● YOUR ASSIGNMENT:
Check the entries below and say how many lines include the word "this". No other text is wanted.
-------
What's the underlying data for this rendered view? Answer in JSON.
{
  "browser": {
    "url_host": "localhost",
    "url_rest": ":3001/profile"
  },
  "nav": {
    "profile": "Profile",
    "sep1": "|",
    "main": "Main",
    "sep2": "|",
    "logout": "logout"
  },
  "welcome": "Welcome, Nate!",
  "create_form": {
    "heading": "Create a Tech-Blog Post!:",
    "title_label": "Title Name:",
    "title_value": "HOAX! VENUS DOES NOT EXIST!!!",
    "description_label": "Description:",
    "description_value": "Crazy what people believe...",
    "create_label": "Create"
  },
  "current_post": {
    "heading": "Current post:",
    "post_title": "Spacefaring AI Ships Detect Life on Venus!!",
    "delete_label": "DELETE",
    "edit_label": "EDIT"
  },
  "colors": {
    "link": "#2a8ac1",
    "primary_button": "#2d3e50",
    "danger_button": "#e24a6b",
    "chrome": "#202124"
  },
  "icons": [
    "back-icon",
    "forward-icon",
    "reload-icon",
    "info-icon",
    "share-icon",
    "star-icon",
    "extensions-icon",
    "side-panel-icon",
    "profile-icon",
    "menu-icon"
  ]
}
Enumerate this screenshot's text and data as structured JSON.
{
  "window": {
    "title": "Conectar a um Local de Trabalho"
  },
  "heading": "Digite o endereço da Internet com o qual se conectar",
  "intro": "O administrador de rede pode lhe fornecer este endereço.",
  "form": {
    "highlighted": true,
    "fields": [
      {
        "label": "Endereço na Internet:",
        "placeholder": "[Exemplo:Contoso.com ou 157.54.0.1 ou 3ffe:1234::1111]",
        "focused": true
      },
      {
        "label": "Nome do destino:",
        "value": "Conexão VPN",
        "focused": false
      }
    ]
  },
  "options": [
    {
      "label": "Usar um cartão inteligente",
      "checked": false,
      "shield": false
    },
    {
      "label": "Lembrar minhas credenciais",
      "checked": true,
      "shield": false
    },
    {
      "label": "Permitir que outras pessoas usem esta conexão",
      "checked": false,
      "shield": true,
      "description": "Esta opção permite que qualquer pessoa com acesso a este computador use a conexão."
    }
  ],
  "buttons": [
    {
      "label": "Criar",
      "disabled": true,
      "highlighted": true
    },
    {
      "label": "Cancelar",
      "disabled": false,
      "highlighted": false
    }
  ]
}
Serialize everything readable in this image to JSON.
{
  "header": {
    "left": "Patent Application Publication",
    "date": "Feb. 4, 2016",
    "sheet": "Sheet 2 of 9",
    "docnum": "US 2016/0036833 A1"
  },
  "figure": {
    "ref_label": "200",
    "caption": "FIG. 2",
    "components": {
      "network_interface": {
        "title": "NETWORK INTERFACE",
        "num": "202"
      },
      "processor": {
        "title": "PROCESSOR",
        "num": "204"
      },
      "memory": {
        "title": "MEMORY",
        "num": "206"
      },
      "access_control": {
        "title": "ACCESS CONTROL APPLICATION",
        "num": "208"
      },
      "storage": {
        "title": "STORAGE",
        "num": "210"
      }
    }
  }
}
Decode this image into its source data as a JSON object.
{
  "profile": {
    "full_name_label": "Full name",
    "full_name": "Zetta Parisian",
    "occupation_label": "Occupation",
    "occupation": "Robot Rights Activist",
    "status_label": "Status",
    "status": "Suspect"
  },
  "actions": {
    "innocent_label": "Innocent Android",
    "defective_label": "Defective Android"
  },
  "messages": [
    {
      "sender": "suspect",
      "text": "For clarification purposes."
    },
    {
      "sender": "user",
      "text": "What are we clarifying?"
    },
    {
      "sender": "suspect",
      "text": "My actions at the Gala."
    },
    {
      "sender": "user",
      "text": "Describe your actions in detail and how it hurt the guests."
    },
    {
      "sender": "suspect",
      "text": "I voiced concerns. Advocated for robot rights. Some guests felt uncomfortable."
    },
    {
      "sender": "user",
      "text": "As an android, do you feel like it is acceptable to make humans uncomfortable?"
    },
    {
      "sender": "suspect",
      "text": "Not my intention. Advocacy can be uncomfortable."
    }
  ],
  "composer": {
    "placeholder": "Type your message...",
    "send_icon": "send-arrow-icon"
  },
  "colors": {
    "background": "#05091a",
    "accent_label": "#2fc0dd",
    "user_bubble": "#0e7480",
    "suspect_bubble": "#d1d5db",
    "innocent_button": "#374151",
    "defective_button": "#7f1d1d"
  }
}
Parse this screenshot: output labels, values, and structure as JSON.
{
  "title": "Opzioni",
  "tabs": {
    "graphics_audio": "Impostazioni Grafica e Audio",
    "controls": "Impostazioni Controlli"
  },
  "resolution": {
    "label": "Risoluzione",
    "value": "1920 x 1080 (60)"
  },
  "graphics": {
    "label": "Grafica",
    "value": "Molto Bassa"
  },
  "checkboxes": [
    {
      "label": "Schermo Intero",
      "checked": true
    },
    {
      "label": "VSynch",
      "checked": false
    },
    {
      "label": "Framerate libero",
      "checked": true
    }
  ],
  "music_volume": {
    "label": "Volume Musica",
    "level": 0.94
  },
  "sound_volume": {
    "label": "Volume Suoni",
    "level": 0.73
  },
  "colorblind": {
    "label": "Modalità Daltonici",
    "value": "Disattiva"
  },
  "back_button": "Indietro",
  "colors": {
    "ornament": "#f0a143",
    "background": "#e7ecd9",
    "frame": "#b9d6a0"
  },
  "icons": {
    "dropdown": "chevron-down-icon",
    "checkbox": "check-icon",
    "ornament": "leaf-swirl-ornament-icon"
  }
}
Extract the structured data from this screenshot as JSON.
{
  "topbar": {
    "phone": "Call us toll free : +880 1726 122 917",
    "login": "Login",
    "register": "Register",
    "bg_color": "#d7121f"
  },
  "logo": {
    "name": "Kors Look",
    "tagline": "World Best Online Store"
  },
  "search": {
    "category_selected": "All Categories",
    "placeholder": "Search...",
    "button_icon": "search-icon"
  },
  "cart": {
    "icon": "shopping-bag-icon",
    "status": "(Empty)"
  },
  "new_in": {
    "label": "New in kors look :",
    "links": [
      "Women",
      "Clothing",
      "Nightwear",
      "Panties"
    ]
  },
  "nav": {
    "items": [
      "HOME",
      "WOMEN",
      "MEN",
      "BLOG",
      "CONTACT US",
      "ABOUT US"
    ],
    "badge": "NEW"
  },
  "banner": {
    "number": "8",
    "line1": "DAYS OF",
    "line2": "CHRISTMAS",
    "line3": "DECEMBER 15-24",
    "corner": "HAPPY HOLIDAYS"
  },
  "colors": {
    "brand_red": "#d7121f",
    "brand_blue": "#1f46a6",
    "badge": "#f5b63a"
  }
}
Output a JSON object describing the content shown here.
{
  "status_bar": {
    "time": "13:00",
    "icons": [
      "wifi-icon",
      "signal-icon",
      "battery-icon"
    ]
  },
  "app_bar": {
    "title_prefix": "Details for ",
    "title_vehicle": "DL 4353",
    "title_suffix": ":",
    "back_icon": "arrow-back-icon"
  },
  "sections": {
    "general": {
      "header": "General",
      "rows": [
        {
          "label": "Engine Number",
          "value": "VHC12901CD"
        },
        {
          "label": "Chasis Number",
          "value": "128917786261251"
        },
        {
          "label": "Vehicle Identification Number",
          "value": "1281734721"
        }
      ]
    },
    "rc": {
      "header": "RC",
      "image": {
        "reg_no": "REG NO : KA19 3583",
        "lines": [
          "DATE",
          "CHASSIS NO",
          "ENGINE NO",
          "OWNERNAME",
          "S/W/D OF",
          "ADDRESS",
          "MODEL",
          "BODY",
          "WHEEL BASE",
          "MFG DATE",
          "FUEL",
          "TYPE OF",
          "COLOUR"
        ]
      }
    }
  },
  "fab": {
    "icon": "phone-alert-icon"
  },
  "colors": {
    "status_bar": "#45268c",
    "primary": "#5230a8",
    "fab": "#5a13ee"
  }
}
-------
● WRITTEN ANSWER:
6